February 28, 2005

Ohio ahead of national average in educational progress

By Paul M. Krawzak
Copley News Service

WASHINGTON ó Ohio has done a little better than the nation as a whole in making educational progress in the past decade, judging by comparisons released at a governorsí education summit over the weekend.

Though many at the two-day education meeting stressed the need to improve high school education, the statistics show improvement in many areas in Ohio and other states.

Eighth-grade math achievement climbed in both Ohio and the nation between 1992 and 2003, according to the figures compiled by Achieve Inc., a nonprofit group dedicated to raising school standards and accountability.

In Ohio, 30 percent of eighth-graders were at or above proficiency in the National Assessment of Educational Progress in 2003, up from 18 percent in 1992. Nationally, math proficiency grew to include 27 percent of students in 2003, up from 20 percent in 1992.

The figures show an increase in students taking trigonometry or pre-calculus in high school, an indication of preparation for higher education or the workplace.

The proportion of Ohio students taking the demanding math regimen rose to 45 percent in 2002 from 35 percent in 1992. Nationally, 41 percent of students tackled the subject in 2002, up from 29 percent in 1992.

More students are making it through at least four years of college.

In Ohio, 26 percent earned a bachelorís degree or higher in 2000, compared to 20 percent in 1990. Across the nation, the percentage rose to 28 percent in 2000 from 23 percent in 1990.

Ohio made progress in reducing dropout rates while the nation lost ground, the statistics indicate.
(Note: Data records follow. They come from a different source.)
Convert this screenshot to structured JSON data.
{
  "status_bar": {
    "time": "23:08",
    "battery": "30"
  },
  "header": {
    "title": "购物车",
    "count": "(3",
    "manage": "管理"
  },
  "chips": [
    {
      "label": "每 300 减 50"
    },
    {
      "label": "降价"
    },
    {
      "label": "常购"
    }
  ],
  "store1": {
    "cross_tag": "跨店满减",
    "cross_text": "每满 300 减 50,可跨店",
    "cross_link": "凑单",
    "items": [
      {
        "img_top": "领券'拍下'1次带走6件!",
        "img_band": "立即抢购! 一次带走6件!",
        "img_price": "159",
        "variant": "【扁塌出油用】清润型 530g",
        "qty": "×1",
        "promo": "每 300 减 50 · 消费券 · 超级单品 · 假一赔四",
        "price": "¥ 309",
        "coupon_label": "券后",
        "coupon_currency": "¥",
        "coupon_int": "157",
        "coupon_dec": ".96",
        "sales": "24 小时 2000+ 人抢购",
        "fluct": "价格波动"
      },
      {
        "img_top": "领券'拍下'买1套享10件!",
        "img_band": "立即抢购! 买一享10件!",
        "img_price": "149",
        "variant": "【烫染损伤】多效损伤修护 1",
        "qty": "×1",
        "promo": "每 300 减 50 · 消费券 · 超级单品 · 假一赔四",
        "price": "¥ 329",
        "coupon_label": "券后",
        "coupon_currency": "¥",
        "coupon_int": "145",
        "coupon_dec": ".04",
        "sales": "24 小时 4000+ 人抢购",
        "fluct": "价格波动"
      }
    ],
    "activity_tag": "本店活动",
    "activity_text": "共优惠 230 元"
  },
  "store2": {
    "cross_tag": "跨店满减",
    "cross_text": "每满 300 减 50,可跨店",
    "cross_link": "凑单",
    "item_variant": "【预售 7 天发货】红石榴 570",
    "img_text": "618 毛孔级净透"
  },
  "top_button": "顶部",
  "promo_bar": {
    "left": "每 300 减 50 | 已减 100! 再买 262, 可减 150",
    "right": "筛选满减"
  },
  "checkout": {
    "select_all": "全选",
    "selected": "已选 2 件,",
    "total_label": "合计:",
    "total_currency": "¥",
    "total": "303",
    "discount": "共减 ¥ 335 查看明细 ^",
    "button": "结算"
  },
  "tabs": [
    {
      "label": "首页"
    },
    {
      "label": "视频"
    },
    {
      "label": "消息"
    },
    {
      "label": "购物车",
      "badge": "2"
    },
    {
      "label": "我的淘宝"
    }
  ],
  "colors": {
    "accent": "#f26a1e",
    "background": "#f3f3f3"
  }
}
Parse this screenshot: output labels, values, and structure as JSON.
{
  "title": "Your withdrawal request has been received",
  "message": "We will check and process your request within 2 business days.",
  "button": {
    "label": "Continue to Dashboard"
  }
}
The high school graduation rate in Ohio rose to 78 percent in 2002 from 75 percent in 1992. But in the nation as a whole, 71 percent earned a diploma in 2002, down from 73 percent in 1992.